The campus was closed. Our physical newsroom was shuttered. The students in this project that I directed found themselves hitting brick walls when attempting to conduct interviews. Sources were more concerned with trying to find groceries, toilet paper, and anti-bacterial gel and grappling with working from home or with losing work than with talking to young reporters.
The world changed drastically after we started this project. A pandemic erupted; job losses spiked; an economic recession took hold; and a racial justice uprising ignited renewed calls for institutional change and equality. All of that could have killed this project about young voters’ presidential election concerns. But it didn’t. These issues affect young people’s lives daily. These issues pushed them out into the streets for weeks to demand equality in the midst of a deadly pandemic. Young people organized and led protests across the country this summer after the police killings of Black people, including George Floyd, Breonna Taylor, and Tony McDade.
Young people will inherit this nation and all of its problems. Protesting is one way they choose to push for change. Voting is another. The Vision 2020 Election Stories From the Next Generation project was created to center and document the concerns of young voters in this presidential election. Every four years, older journalists ask young people about their concerns. The result is often generic stories with interviews featuring white, heterosexual, middle-class, college students—casting young white people as the default representative for all young voters.
In this project we empowered young journalists from different backgrounds to develop their own story ideas about their peers’ concerns and report them. They wrote about young Muslim voters’ interests, suppression of the youth vote, and young queers of color as a voting bloc. There are multiple stories in this project that amplify the voices of young voters and their vision for the next president and the nation. I’m proud of the students’ work. Vision 2020 is modeled after an earlier partnership with The Nation, the award-winning project Black on Campus project I codirected with Melissa Harris-Perry. Black student journalists documented Black college students’ experiences in the midst of rising racism on campuses.

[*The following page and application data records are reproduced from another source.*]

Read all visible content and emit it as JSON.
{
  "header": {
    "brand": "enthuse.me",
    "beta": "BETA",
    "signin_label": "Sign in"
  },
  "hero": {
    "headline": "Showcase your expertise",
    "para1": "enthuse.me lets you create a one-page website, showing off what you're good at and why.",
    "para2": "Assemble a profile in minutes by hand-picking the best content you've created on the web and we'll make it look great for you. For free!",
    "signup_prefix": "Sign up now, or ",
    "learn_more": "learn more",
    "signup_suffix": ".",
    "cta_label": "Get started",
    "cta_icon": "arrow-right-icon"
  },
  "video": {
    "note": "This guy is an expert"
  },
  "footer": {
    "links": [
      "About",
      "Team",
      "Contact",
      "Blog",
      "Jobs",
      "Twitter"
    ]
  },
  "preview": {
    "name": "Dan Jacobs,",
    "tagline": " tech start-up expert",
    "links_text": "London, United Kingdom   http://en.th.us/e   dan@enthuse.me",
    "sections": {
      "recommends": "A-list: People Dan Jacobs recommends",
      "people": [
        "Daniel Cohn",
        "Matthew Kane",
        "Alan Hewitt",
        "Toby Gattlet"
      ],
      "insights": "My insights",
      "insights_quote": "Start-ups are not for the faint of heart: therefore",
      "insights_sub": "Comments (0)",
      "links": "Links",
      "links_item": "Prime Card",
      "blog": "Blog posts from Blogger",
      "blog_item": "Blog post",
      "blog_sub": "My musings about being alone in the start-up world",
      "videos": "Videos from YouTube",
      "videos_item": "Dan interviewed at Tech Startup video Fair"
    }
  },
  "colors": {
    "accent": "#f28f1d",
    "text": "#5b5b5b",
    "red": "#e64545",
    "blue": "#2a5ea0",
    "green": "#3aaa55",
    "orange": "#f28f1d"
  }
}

The point of this project is to move beyond the narrative of the apathetic young voter. Young voters are often perceived as ambivalent. But history shows us that young people led the nation’s most significant movements, including the fight for voting rights. The late Representative John Lewis worked on voting rights efforts and helped lead the Bloody Sunday march on the Edmund Pettus Bridge that helped garner support for the 1965 Voting Rights Act. Unita Blackwell, who died last year, registered Black people to vote during the 1964 Freedom Summer campaign and became the first Black woman mayor in Mississippi. Diane Nash, a founding member of the groundbreaking youth-led civil rights organization SNCC, was a key organizer of the 1965 Selma voting rights campaign. Dave Dennis served as the Mississippi Congress of Racial Equality project director in the early 1960s and worked to register Black people to vote in the Deep South years before and during Freedom Summer.
No one knows who today’s generation of young voters will become—or how they will change the nation. Our young journalists’ stories aim to illuminate issues that are on the radar of this generation whose youth was shaped by a stream of fatal police brutality videos, numerous deadly mass shootings, severe climate change, and a rise in racist, Islamophobic, and anti-Semitic violence. Their anger and energy thrust them into the streets to protest this summer. They will surely take some of that passion to the polls in November. We hope these stories offer some insight into what’s important to this young generation and what’s at stake for them this election.